— Source data —
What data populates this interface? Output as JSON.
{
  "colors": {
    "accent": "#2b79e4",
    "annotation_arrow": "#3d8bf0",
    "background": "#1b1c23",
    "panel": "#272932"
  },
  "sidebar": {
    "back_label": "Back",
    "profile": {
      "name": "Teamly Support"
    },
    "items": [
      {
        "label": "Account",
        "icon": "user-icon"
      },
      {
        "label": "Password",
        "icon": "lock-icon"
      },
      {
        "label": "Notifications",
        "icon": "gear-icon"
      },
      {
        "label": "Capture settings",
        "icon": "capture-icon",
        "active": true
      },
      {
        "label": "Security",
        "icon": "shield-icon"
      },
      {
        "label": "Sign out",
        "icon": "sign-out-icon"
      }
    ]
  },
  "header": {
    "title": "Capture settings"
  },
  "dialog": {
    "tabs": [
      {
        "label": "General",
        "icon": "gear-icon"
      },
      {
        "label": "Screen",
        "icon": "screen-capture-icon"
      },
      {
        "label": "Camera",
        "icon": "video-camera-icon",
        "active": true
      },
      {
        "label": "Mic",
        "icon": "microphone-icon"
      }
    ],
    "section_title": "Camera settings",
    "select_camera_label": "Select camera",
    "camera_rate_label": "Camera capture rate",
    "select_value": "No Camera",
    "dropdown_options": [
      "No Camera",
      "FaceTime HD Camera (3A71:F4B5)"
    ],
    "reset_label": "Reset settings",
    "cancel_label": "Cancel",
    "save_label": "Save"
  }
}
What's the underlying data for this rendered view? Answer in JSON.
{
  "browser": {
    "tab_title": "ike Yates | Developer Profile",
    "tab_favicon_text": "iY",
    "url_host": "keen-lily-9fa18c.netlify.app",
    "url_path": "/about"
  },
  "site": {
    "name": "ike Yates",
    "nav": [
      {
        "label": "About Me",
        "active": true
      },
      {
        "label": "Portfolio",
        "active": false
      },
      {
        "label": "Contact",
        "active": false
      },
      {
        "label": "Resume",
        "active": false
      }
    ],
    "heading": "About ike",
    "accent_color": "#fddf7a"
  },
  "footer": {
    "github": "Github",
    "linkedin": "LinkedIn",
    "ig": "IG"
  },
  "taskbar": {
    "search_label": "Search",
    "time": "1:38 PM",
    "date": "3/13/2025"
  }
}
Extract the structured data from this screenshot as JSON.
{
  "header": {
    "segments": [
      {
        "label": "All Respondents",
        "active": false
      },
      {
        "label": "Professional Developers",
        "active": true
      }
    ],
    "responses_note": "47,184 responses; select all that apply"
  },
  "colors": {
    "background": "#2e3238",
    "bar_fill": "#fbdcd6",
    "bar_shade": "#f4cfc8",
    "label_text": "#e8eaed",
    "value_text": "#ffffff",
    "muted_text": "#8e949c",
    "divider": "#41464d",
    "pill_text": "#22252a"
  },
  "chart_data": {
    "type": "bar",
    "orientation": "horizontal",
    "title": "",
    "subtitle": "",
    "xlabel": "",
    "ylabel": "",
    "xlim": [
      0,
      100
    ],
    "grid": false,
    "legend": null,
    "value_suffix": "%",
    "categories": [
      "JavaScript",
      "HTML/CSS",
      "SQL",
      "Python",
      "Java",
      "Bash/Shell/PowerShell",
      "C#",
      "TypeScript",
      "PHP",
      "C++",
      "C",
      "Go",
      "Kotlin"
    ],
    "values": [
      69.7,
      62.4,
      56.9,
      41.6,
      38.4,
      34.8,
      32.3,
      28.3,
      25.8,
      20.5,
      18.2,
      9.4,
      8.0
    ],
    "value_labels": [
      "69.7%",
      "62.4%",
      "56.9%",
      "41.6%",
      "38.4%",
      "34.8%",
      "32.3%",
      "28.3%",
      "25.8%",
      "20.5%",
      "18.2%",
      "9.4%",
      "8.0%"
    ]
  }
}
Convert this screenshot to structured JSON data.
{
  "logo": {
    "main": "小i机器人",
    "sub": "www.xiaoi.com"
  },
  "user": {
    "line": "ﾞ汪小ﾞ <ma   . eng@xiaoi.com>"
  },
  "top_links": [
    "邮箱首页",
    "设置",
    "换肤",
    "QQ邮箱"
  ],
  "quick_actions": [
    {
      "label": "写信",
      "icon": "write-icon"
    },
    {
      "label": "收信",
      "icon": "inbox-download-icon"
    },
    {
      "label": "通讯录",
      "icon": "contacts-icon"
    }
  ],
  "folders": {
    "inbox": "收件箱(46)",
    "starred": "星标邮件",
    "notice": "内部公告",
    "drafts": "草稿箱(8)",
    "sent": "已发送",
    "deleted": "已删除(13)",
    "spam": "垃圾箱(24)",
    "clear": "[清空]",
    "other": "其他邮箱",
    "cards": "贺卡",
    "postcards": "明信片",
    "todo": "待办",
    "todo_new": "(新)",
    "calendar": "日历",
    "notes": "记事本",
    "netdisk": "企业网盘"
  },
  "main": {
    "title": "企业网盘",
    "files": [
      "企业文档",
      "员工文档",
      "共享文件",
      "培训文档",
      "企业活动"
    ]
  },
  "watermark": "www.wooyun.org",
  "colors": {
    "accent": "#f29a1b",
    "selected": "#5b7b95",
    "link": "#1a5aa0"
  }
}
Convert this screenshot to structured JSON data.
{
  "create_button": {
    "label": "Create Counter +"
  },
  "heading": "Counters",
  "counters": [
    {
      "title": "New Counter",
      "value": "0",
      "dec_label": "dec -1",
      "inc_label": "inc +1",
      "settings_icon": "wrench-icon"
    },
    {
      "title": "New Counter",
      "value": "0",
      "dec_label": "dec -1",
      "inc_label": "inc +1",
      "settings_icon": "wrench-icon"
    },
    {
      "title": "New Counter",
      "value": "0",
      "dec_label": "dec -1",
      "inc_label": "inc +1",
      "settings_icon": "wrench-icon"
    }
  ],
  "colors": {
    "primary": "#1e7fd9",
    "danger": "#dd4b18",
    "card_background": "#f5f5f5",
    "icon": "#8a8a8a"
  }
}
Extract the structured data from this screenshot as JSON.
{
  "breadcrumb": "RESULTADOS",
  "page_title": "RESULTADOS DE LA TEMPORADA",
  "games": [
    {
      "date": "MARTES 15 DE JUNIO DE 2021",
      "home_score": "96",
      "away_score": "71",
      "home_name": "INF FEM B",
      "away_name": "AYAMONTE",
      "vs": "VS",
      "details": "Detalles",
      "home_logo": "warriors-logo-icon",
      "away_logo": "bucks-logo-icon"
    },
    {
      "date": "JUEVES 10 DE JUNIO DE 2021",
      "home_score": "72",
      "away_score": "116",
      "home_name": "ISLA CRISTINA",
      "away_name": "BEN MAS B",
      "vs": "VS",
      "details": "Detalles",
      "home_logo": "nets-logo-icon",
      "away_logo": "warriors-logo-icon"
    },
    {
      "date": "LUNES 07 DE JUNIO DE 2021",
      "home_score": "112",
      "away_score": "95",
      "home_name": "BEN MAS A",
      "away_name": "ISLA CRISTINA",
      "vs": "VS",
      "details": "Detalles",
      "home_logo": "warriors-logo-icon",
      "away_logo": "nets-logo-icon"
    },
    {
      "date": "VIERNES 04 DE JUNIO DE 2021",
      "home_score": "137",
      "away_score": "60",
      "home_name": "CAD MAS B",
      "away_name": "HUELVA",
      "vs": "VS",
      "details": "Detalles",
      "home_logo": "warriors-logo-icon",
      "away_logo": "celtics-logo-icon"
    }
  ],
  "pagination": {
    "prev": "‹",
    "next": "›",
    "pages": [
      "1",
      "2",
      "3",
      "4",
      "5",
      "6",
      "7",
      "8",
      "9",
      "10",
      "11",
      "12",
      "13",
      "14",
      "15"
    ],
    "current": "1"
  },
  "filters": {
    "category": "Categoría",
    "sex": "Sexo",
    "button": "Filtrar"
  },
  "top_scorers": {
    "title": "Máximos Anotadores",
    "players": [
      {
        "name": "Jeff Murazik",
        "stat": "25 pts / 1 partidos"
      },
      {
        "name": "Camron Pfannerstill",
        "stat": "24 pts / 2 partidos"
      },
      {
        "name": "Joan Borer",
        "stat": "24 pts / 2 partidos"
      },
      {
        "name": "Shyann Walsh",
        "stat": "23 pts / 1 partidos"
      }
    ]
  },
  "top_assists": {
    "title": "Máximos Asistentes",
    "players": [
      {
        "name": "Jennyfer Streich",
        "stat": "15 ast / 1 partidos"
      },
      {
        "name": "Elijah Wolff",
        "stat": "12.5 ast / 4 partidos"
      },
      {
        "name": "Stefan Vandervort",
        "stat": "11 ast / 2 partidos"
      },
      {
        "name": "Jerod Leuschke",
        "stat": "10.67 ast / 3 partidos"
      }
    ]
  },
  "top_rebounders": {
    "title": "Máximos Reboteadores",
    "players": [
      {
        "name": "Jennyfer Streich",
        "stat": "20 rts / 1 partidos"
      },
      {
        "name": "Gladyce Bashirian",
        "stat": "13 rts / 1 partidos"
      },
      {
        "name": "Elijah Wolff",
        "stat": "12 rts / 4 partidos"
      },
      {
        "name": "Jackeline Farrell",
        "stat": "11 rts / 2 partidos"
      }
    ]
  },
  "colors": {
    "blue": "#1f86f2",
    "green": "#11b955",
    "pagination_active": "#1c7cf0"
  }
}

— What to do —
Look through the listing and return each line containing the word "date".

— The answer —
    "date": "3/13/2025"
      "date": "MARTES 15 DE JUNIO DE 2021",
      "date": "JUEVES 10 DE JUNIO DE 2021",
      "date": "LUNES 07 DE JUNIO DE 2021",
      "date": "VIERNES 04 DE JUNIO DE 2021",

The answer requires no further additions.